How beautiful Judy was! She had the strong jawline and the antics of a kid sister you wouldn’t wish on anyone, but away from the character, she was hot stuff! Also, I started to admire her singing ability a lot more than I did. She was a first class yodeler and could belt opera notes with the best of them. Her vocal range was incredible and that alone made me understand just why she was the first hick superstar.
She did it all — recording, movies, and radio — which was her favorite and why?
She probably achieved her biggest success on radio, which gave her the biggest live audiences and allowed her to belt out songs and hear the much-deserved applause, so that would be my guess. She actually didn’t make a lot of albums or singles, which also surprised me.
Which is her best movie?
Ah, she made a lot of goodies, especially in the early war years, and if you want a small dose, check out a couple of her early films where she and Anne and Zeck got to shine in short specialty numbers.
Who was her favorite co-star?
That I don’t know, but my vote for Best co-star would certainly be Jerry Colonna.
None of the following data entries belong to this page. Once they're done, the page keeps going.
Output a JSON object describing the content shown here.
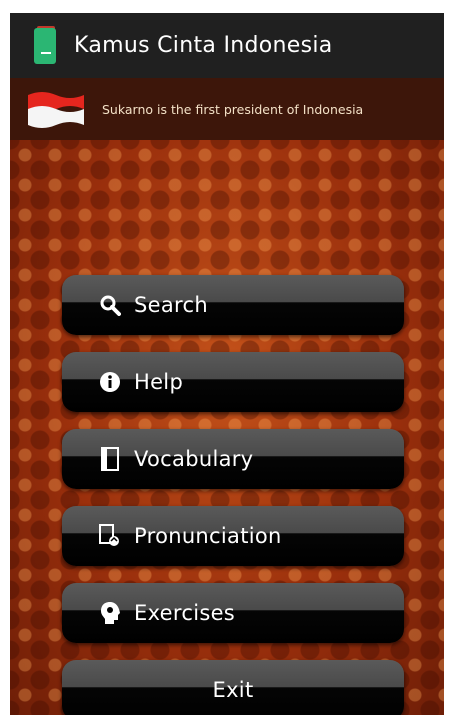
{
  "app": {
    "title": "Kamus Cinta Indonesia"
  },
  "banner": {
    "text": "Sukarno is the first president of Indonesia"
  },
  "menu": {
    "items": [
      {
        "label": "Search",
        "icon": "search-icon"
      },
      {
        "label": "Help",
        "icon": "info-icon"
      },
      {
        "label": "Vocabulary",
        "icon": "book-icon"
      },
      {
        "label": "Pronunciation",
        "icon": "pronunciation-icon"
      },
      {
        "label": "Exercises",
        "icon": "exercise-head-icon"
      },
      {
        "label": "Exit"
      }
    ]
  },
  "colors": {
    "appbar": "#202020",
    "banner": "#3d160a",
    "background": "#a8380f",
    "button": "#000000",
    "text": "#ffffff"
  }
}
That man was walking around funny, and complimented our Judy perfectly!
Was her control over her own career unusual for the era?
Less unusual than you might think, though women were and are still outnumbered in “having it all” careers like men have. I also wrote a book on Joan Davis and there are many similarities between the gals. They both kind of ran their radio shows and produced their own visual products (for Joan, TV, for Judy, films) in the ’50s. It’s unfortunate that the industry started to change in the ’60s, and Judy suddenly found herself out of the loop. But through the ’50s during her film career, and at her height on radio, she knew just what she wanted, and she got ‘er dun!
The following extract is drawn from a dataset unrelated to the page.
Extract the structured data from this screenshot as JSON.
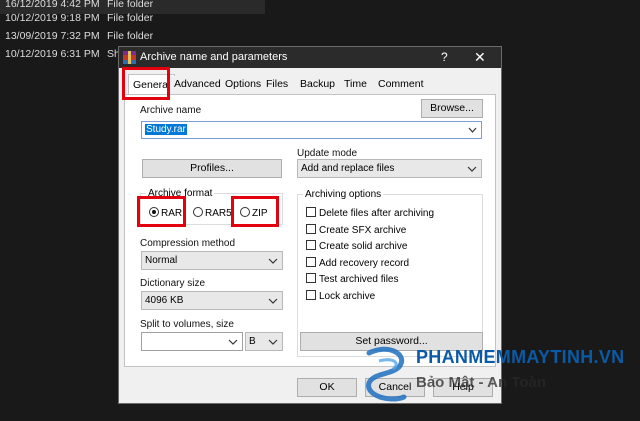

I have one copy to give away to the first person who sends me an email at firstname.lastname@example.org with Canova in the subject line. Enjoy!
Gary Coleman died today from head injuries. He was 42.
At one time one of television’s most popular performers, Coleman struggled to find a place for himself after “Diff’rent Strokes” left the air. The show was about a wealthy single white father of a young girl who became the guardian for two black children. Coleman, who looked much younger than his real age due to kidney disease and its treatment, captivated audiences with his smart aleck-y bravado. The show was controversial for its patronizing portrayal of race and class differences but was a mainstream success and was selected by then-first lady Nancy Reagan for an appearance on behalf of her “Just Say No” anti-drug campaign, one of several “very special” episodes.
After the show ended, all three of the young stars had difficulties. Todd Bridges and Dana Plato both developed drug problems. Plato died of a drug overdose and her son recently committed suicide. Coleman sued his parents for taking the money he had earned. He had difficulty finding work. He filed for bankruptcy and was charged with assault.
May he find peace at last, and may his memory be a blessing.